Plaintiffs are generally entitled to actual, or compensatory, damages when prevailing in a breach of contract lawsuit. These actual damages can be divided into either direct or consequential damages. Direct damages are damages that occur naturally and necessarily as a result of a wrongful act by the defendant and are presumed to be foreseeable even if such damages are not contemplated by the parties when entering into the contract. Direct damages are generally measured as out of pocket losses or the benefit of the bargain lost. Benefit of the bargain damages are measured by the difference in the value expected minus the value actually received. Another way of stating it would be that the plaintiff is entitled to an amount of money that would put it in as good a position as if the defendant had performed on the contract. Consequential damages are damages that result from a breach when the breaching party has notice or could have foreseen that the other party would suffer and are said to have resulted naturally but not necessarily as a result of a wrongful act by the defendant. Consequential damages must be foreseeable. However, if a contract specifically contemplates certain damages that would otherwise be characterized as consequential damages, they will be considered direct damages. An example of direct damages would be the difference in a price agreed upon in a contract versus the actual price paid by the non-breaching party. So if Company A agreed to buy a product from Company B for $10,000 but Company B could not produce the product and Company A bought the product from Company C for $20,000, Company A’s direct damages would be $10,000. An example of consequential damages from the same set of facts would be the amount of lost sales Company A suffered as a result of Company B’s breach.

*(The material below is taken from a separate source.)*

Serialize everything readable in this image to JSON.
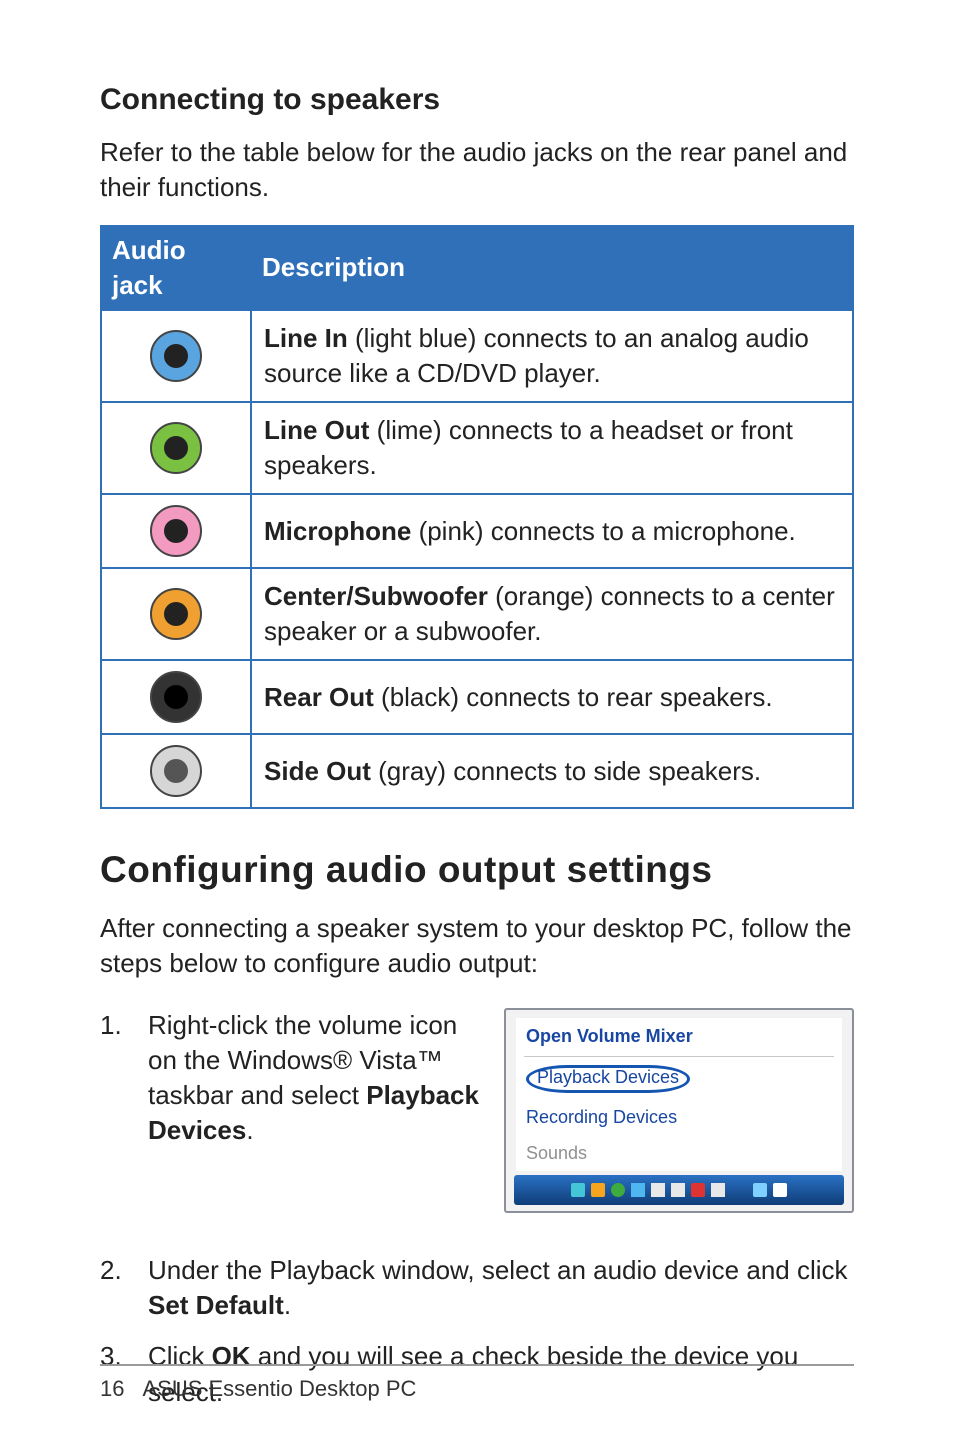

Prevailing plaintiffs are also entitled to prejudgment interest in certain circumstances and post-judgment interest in all cases. Post-judgment interest is available once a final judgment is rendered. If a rate of interest is specified in the contract sued upon, the plaintiff will be awarded the lesser of the rate specified in the contract or 18 percent. If no interest rate is specified, the going statutory rate will be awarded which is formulated in the Texas Finance Code and published monthly by the Office of Consumer Credit Commissioner.
Chapter 38 of the Texas Civil Practice & Remedies Code also provides for the recovery of attorney’s fees in a breach of contract case. To recover attorney’s fees, the prevailing party must be represented by an attorney, must present a claim to the opposing party or an authorized agent of the opposing party and payment for the amount owed must not have been tendered prior to the expiration of 30 days from the date of presentment. Assuming proper demand was made, pleading requirements have been met and adequate proof of fees is presented to the court, the prevailing party will recover its fees whether it paid its attorney an hourly rate or on a contingency.